View Single Post
  #38  
Old 11-14-2019, 02:44 PM
Colibri's Avatar
Colibri is offline
SD Curator of Critters
Moderator
 
Join Date: Oct 2000
Location: Panama
Posts: 43,852
Quote:
Originally Posted by Ann Hedonia View Post
In most areas at least, Medicaid will pick up nursing home expenses after the patients assets are completely depleted. But you have to apply and itís complicated. And expensive, although in our case the attorney fees came out of money that would have otherwise ended up with the nursing home.
We were originally paying for my mother's caretakers directly, using her retirement income (Social Security and pensions). Once she needed 24-hour care, it began to deplete her savings rapidly, and once those were gone it would have bankrupted us (or at least have caused very serious financial problems) if we had had to pay for it ourselves.

Fortunately my brother hired a lawyer and we were able to get her on Medicaid, although it took a long time. We were lucky to be able to get her 24-hour home care. But basically she can't have more than very limited assets, and most of whatever retirement income she has is taken by Medicaid.

Quote:
You should definitely consult with an attorney before you start selling off large assets, such as her house, to pay the nursing home bills. Because you may not have to. Medicaid may lien it and try to take it after she passes to reimburse themselves, but the additional ownership time increases the value and works in your favor. And the asset forfeiture laws may even change before her death.

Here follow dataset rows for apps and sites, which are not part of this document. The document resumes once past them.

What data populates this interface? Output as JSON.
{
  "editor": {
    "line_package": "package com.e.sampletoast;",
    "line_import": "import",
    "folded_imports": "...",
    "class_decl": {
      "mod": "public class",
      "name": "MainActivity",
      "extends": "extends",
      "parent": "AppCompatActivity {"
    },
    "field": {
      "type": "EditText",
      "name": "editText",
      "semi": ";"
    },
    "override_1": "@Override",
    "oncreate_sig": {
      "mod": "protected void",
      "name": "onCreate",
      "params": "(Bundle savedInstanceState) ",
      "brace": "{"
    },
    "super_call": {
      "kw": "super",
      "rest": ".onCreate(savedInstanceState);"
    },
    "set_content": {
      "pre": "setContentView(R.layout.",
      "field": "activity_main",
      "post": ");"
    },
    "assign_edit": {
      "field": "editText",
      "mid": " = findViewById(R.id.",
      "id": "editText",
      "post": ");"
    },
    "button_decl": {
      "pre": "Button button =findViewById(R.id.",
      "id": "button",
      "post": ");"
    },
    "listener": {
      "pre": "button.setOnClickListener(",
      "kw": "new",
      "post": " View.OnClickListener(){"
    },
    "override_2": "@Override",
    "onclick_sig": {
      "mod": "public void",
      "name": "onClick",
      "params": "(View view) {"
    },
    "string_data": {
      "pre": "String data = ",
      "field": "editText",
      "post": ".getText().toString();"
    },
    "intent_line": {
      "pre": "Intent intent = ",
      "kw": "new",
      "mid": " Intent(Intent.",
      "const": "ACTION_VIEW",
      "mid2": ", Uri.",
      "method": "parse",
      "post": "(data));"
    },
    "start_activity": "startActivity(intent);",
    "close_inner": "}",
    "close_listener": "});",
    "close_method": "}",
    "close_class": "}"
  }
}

My mother had the foresight to realize this before she began to decline, and had a lawyer create a family trust to which she transferred the title. Her six children are the official owners, but she is allowed to live there until her death. If we sell the house, we'll split the proceeds. But you have to do it well in advance, since there is a "look-back" time when they are checking for assets.